▶ **Items from an interface collection**:
>>

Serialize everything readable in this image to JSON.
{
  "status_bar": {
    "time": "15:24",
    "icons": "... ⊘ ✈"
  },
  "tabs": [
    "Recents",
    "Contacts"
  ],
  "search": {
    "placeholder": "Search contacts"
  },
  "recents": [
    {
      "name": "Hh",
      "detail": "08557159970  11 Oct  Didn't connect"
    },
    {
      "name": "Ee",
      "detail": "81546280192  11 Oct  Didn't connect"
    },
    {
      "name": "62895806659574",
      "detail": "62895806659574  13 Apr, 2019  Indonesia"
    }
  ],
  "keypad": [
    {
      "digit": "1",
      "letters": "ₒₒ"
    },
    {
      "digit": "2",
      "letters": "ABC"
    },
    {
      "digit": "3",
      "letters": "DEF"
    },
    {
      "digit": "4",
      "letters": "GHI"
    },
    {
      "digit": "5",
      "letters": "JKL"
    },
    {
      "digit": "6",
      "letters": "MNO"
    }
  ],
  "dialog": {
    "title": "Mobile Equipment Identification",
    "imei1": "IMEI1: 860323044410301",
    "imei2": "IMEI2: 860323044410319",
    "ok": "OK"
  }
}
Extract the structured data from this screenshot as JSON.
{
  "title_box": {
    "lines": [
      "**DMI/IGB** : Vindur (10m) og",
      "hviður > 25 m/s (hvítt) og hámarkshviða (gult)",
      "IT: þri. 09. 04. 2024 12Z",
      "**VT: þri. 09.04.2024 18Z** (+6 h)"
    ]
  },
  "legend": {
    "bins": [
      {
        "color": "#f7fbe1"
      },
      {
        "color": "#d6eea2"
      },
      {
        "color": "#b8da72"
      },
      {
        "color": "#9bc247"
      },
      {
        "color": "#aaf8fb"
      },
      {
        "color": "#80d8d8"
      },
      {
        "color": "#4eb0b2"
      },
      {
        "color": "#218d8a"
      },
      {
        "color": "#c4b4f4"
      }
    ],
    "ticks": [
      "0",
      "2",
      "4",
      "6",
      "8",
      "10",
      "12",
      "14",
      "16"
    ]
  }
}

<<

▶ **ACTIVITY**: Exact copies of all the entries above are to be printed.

▶ **WORKED SOLUTION**:
Serialize everything readable in this image to JSON.
{
  "status_bar": {
    "time": "15:24",
    "icons": "... ⊘ ✈"
  },
  "tabs": [
    "Recents",
    "Contacts"
  ],
  "search": {
    "placeholder": "Search contacts"
  },
  "recents": [
    {
      "name": "Hh",
      "detail": "08557159970  11 Oct  Didn't connect"
    },
    {
      "name": "Ee",
      "detail": "81546280192  11 Oct  Didn't connect"
    },
    {
      "name": "62895806659574",
      "detail": "62895806659574  13 Apr, 2019  Indonesia"
    }
  ],
  "keypad": [
    {
      "digit": "1",
      "letters": "ₒₒ"
    },
    {
      "digit": "2",
      "letters": "ABC"
    },
    {
      "digit": "3",
      "letters": "DEF"
    },
    {
      "digit": "4",
      "letters": "GHI"
    },
    {
      "digit": "5",
      "letters": "JKL"
    },
    {
      "digit": "6",
      "letters": "MNO"
    }
  ],
  "dialog": {
    "title": "Mobile Equipment Identification",
    "imei1": "IMEI1: 860323044410301",
    "imei2": "IMEI2: 860323044410319",
    "ok": "OK"
  }
}
Extract the structured data from this screenshot as JSON.
{
  "title_box": {
    "lines": [
      "**DMI/IGB** : Vindur (10m) og",
      "hviður > 25 m/s (hvítt) og hámarkshviða (gult)",
      "IT: þri. 09. 04. 2024 12Z",
      "**VT: þri. 09.04.2024 18Z** (+6 h)"
    ]
  },
  "legend": {
    "bins": [
      {
        "color": "#f7fbe1"
      },
      {
        "color": "#d6eea2"
      },
      {
        "color": "#b8da72"
      },
      {
        "color": "#9bc247"
      },
      {
        "color": "#aaf8fb"
      },
      {
        "color": "#80d8d8"
      },
      {
        "color": "#4eb0b2"
      },
      {
        "color": "#218d8a"
      },
      {
        "color": "#c4b4f4"
      }
    ],
    "ticks": [
      "0",
      "2",
      "4",
      "6",
      "8",
      "10",
      "12",
      "14",
      "16"
    ]
  }
}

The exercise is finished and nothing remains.